Objective Mutations in the CDKL5 gene cause an early-onset epileptic encephalopathy. To date, little is known about effective antiepileptic treatment in this disorder. Method Accordingly, the aim of this retrospective study was to explore the role of different antiepileptic drugs (AEDs) and the ketogenic diet (KD) in the treatment of this rare genetic disorder. We evaluated the efficacy in 39 patients with CDKL5 mutations at 3, 6 and 12 months after the introduction of each treatment. One patient was lost to follow-up after 6 and 12 months. Results The responder rate (>50% reduction in seizure frequency) to at least one AED or KD was 69% (27/39) after 3 months, 45% (17/38) after 6 months and 24% (9/38) after 12 months. The highest rate of seizure reduction after 3 months was reported for FBM (3/3), VGB (8/25), CLB (4/17), VPA (7/34), steroids (5/26), LTG (5/23) and ZNS (2/11). Twelve patients (31%) experienced a seizure aggravation to at least one AED. Most patients showed some but only initial response to various AEDs with different modes of actions. Significance Considering both age-related and spontaneous fluctuation in seizure frequency and the unknown impact of many AEDs or KD on cognition, our data may help defining realistic treatment goals and avoiding overtreatment in patients with CDKL5 mutations. There is a strong need to develop new treatment strategies for patients with this rare mutation.

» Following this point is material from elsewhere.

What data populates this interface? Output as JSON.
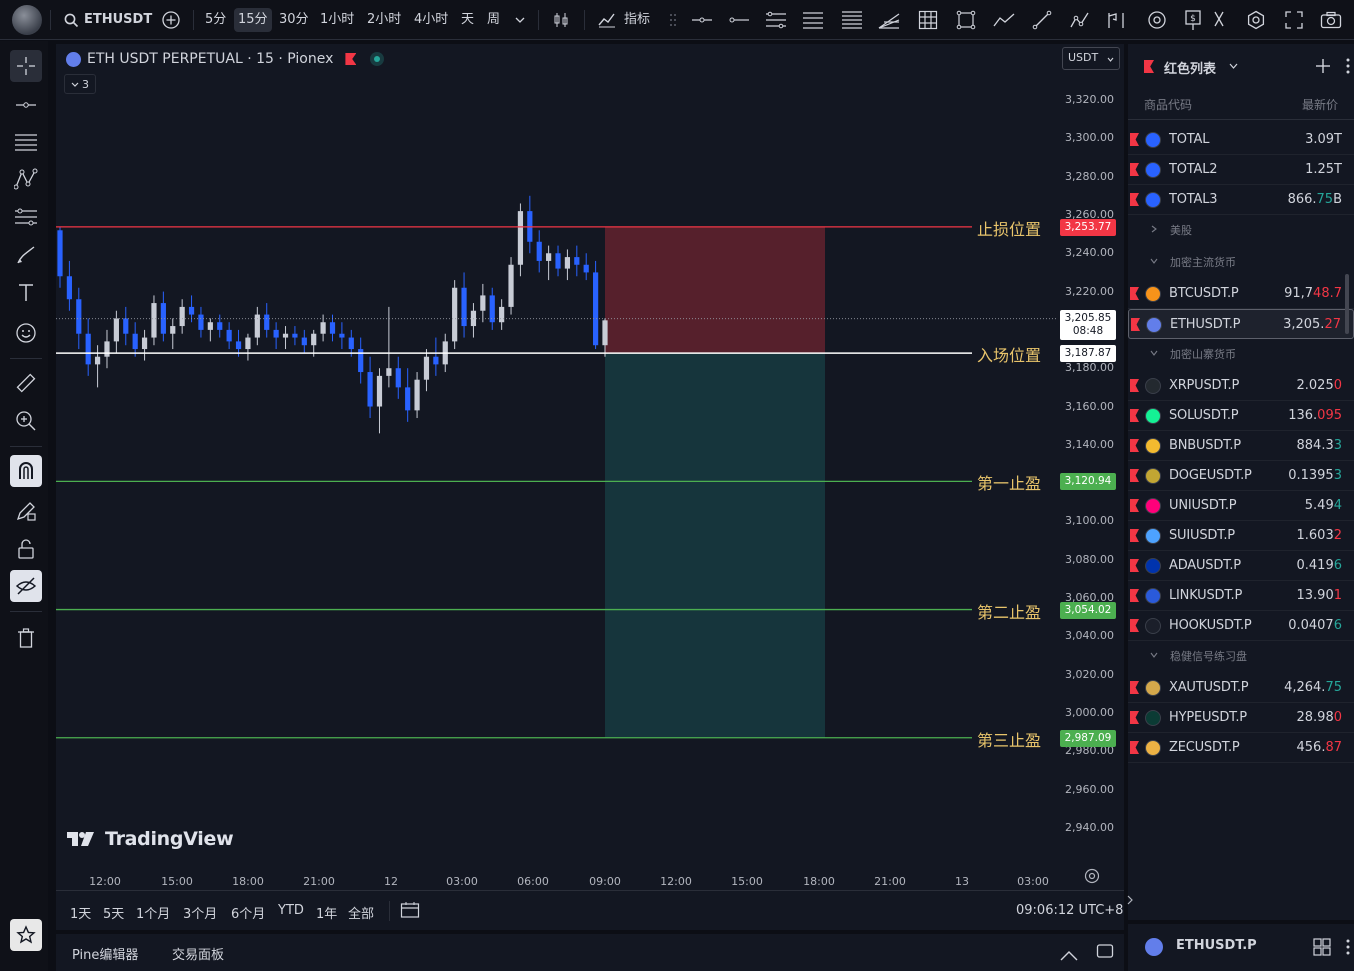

- Ketogenic diet
- Long-term efficacy
ASJC Scopus subject areas
- Clinical Neurology
- Pediatrics, Perinatology, and Child Health